If the full-on luxe is too intimidating, there’s always Trunk, the new Ace Hotel-inspired hotspot situated in the heart of Shibuya/Omotesando where all the creative set come and hang, or stay on their quick trips to Tokyo.
For those who prefer AirBnb type accommodation, there’s The Reversible Destiny Loft. A wild card suggestion but, if you want the trip to count, might as well try your luck at securing a short stay in one of the apartments. These apartments designed by the Architect/Artist couple Arakawa and Madeline Gin look like playgrounds with candy colored walls, spherical rooms, ladders and poles.
The Pasalubong Line: Ginza Line
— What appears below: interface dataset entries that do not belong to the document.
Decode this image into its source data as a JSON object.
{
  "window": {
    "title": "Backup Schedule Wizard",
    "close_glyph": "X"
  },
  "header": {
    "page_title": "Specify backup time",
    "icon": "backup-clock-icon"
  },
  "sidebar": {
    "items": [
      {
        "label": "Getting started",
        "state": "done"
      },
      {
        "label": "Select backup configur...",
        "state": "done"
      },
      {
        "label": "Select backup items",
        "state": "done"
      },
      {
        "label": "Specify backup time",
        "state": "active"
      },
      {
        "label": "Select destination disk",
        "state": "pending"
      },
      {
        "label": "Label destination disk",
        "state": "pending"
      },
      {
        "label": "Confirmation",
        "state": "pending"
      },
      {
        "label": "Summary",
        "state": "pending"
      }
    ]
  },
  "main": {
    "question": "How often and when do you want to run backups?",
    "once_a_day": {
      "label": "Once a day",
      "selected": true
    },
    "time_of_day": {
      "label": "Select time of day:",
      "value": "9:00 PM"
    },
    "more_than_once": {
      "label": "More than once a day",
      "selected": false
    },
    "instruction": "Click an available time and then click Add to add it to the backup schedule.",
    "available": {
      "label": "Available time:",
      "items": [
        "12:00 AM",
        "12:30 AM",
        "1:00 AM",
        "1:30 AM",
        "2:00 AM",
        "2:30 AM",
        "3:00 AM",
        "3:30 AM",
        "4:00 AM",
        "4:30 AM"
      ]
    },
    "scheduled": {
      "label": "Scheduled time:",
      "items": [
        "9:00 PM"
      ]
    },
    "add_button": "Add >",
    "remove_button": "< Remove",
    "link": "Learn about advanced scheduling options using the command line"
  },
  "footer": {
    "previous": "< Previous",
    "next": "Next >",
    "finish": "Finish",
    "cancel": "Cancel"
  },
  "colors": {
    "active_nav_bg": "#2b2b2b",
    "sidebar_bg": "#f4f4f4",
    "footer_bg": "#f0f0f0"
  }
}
The last day should be dedicated to a little shopping for souvenirs and pasalubong. The Ginza Line has proven to be the most convenient as it stops at all the popular shopping destinations such as Ginza, Omotesando, Aoyama, and Shibuya. Cibone and Arts and Science are easily two of the most notable. Their great focus on beautiful products from clothes, fine crafted Japanese home ware, and furniture have made them go-to places for Tokyoites to see thoughtful home improvement and gift ideas. If you don’t have time to spare, located in the same general area is Spiral, a convenient one-stop art complex to do all the last minute shopping before your flight out.